Community feedback generated in the meetings will inform and mold a push specifically for a licensing system option, possibly as early as this year, he added.
However, DAR/DLNR can’t implement a licensing system of its own accord. It requires statutory authority by way of the state Legislature.
House Rep. Nicole Lowen, D-North Kona, said multiple bills have been introduced to address noncommercial fishing regulation during her six years in office, including proposals to study the matter or levying fees only on nonresident fishermen.
For a licensing system that also charges residents a fee, Lowen said there’s really only one feasible legislative path.
“If the administration is not on board with it, it would probably be dead in the water,” said Lowen, meaning any bill with a chance to cross the finish line would have to come from relevant agencies with Gov. David Ige’s backing rather than from a state legislator.
“When DAR and DLNR are ready to spearhead it as something that needs to happen in the state, then I think we could start the work of getting legislators on board,” she added. “Because obviously, it will be controversial.”
Neilson said that might happen as early as January.
“We are thinking about the possibility of introducing legislation in this upcoming session,” he said, “but we’re still getting feedback.”
If legislation passed, details would be ironed out through the administrative rulemaking process, which would allow multiple opportunities for public input.
Hawaii is currently the only state without noncommercial fishing regulation in any form.
Local fishermen, particularly those of Native Hawaiian descent, have fished island waters all their lives. Many see the practice as not just a right and/or a necessity, but as an integral part of their culture.
“I recreationally fish, but it’s to put food on the table,” said Billy Lum, 61, who’s been casting lines on three different islands for the last half-century. “I know a lot of Hawaiians are going to be totally against anything like that because we’re so used to being able to go out and provide food for the family, so now having to buy a license for it …”
Many fishery managers, however, say the benefits outweigh what would be a minimal cost to fishermen.
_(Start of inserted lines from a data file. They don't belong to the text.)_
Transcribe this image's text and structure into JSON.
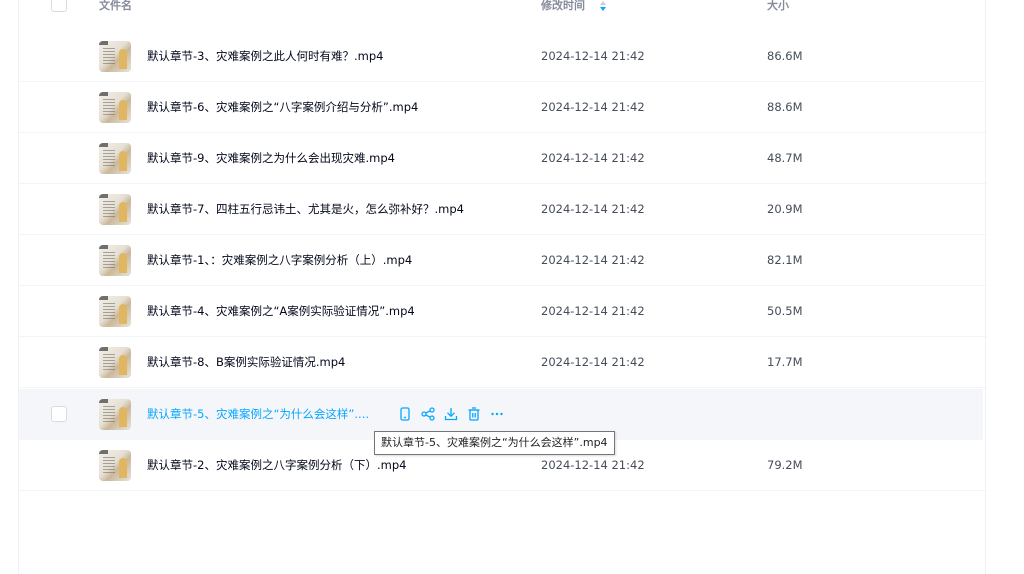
{
  "header": {
    "name_label": "文件名",
    "time_label": "修改时间",
    "size_label": "大小",
    "sort_icon": "sort-icon"
  },
  "files": [
    {
      "name": "默认章节-3、灾难案例之此人何时有难？.mp4",
      "time": "2024-12-14 21:42",
      "size": "86.6M"
    },
    {
      "name": "默认章节-6、灾难案例之“八字案例介绍与分析”.mp4",
      "time": "2024-12-14 21:42",
      "size": "88.6M"
    },
    {
      "name": "默认章节-9、灾难案例之为什么会出现灾难.mp4",
      "time": "2024-12-14 21:42",
      "size": "48.7M"
    },
    {
      "name": "默认章节-7、四柱五行忌讳土、尤其是火，怎么弥补好？.mp4",
      "time": "2024-12-14 21:42",
      "size": "20.9M"
    },
    {
      "name": "默认章节-1、：灾难案例之八字案例分析（上）.mp4",
      "time": "2024-12-14 21:42",
      "size": "82.1M"
    },
    {
      "name": "默认章节-4、灾难案例之“A案例实际验证情况”.mp4",
      "time": "2024-12-14 21:42",
      "size": "50.5M"
    },
    {
      "name": "默认章节-8、B案例实际验证情况.mp4",
      "time": "2024-12-14 21:42",
      "size": "17.7M"
    },
    {
      "name": "默认章节-5、灾难案例之“为什么会这样”....",
      "time": "",
      "size": ""
    },
    {
      "name": "默认章节-2、灾难案例之八字案例分析（下）.mp4",
      "time": "2024-12-14 21:42",
      "size": "79.2M"
    }
  ],
  "hover_actions": [
    "mobile-icon",
    "share-icon",
    "download-icon",
    "trash-icon",
    "more-icon"
  ],
  "tooltip": "默认章节-5、灾难案例之“为什么会这样”.mp4",
  "colors": {
    "accent": "#06a7ff",
    "text": "#03081a",
    "muted": "#878c9c",
    "hover_bg": "#f5f6fa"
  }
}
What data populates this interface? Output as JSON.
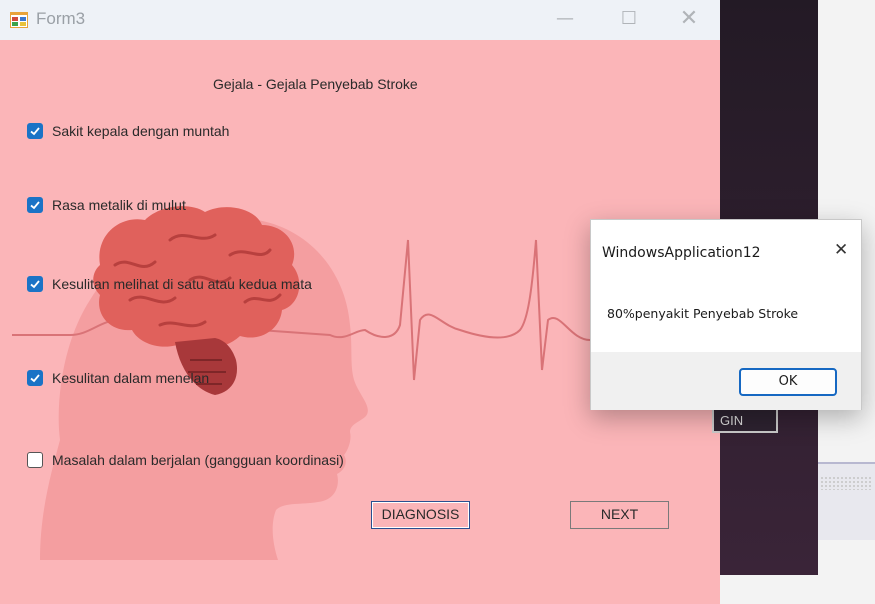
{
  "window": {
    "title": "Form3",
    "minimize_glyph": "—",
    "maximize_glyph": "☐",
    "close_glyph": "✕"
  },
  "form": {
    "heading": "Gejala - Gejala Penyebab Stroke",
    "symptoms": [
      {
        "label": "Sakit kepala dengan muntah",
        "checked": true
      },
      {
        "label": "Rasa metalik di mulut",
        "checked": true
      },
      {
        "label": "Kesulitan melihat di satu atau kedua mata",
        "checked": true
      },
      {
        "label": "Kesulitan dalam menelan",
        "checked": true
      },
      {
        "label": "Masalah dalam berjalan (gangguan koordinasi)",
        "checked": false
      }
    ],
    "diagnosis_label": "DIAGNOSIS",
    "next_label": "NEXT"
  },
  "background": {
    "login_button_partial": "GIN"
  },
  "messagebox": {
    "title": "WindowsApplication12",
    "close_glyph": "✕",
    "message": "80%penyakit Penyebab Stroke",
    "ok_label": "OK"
  },
  "colors": {
    "form_background": "#fbb5b8",
    "checkbox_checked": "#1a73c6",
    "brain": "#e0615c",
    "head_silhouette": "#f49ea0",
    "heartbeat_line": "#d97377"
  },
  "icons": {
    "app": "windows-form-icon",
    "checkmark": "checkmark-icon"
  }
}
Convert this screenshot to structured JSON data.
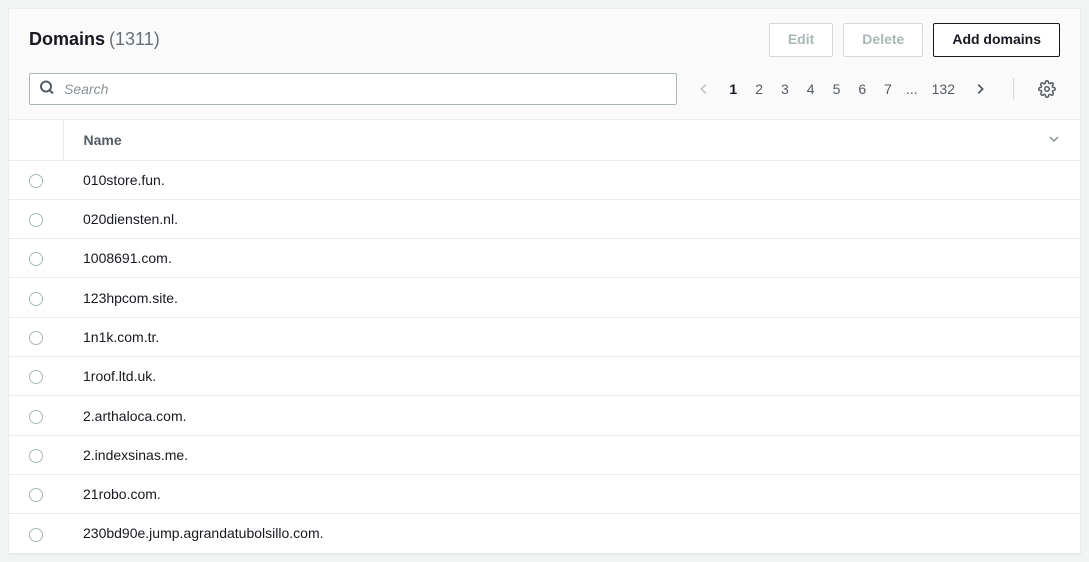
{
  "header": {
    "title": "Domains",
    "count_display": "(1311)"
  },
  "actions": {
    "edit": "Edit",
    "delete": "Delete",
    "add": "Add domains"
  },
  "search": {
    "placeholder": "Search"
  },
  "pagination": {
    "pages": [
      "1",
      "2",
      "3",
      "4",
      "5",
      "6",
      "7"
    ],
    "ellipsis": "...",
    "last": "132",
    "current": "1"
  },
  "columns": {
    "name": "Name"
  },
  "rows": [
    {
      "name": "010store.fun."
    },
    {
      "name": "020diensten.nl."
    },
    {
      "name": "1008691.com."
    },
    {
      "name": "123hpcom.site."
    },
    {
      "name": "1n1k.com.tr."
    },
    {
      "name": "1roof.ltd.uk."
    },
    {
      "name": "2.arthaloca.com."
    },
    {
      "name": "2.indexsinas.me."
    },
    {
      "name": "21robo.com."
    },
    {
      "name": "230bd90e.jump.agrandatubolsillo.com."
    }
  ]
}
Creating a licensing system allows the state to build a database and gather a sense of how many people are fishing recreationally, information it currently doesn’t have. It also provides an avenue to circulate information about catch limits and size limitations to fishermen.
All this, Neilson said, will maintain a rich fishing environment in Hawaii for generations to come, and at what he believes is likely to be a reasonable cost.
While no figure has been decided on, Neilson said the annual price now in mind for a license is $5 and would come with fee waiver exceptions for children, the elderly, veterans and the financially disadvantaged.
“We don’t want this to be a hardship on our Hawaii residents,” he said. “The cost could be significantly higher for nonresidents.”
Freshwater licenses currently run $5 each, while DAR bumped commercial fishing licenses from $50 to $100 annually within the last year.
Lum explained most recreational fishermen, particularly those of Hawaiian heritage, will have less of a problem with forking over a $5 bill than with what the payment symbolizes. He understands the benefits Neilson laid out and could see himself supporting a reasonably priced licensing system, but he’d also want to know where the money would go.
Neilson said the aim of the fees would be to set up and manage an online licensing system, which would allow residents and nonresidents to acquire licenses immediately so as not to hurt local fishing tour operators. Physical locations like tackle shops interested in participating may also be set up.
While the statewide meetings on the matter are sure to be full of strong opinions, Lum pointed out that it may not matter much whether a licensing system is ever introduced in Hawaii.
“In all the years I’ve been fishing, I’ve never ever seen any kind of enforcement as far as fishing regulations,” Lum said. “I know there’s plenty of fishermen out there who don’t give a rip.”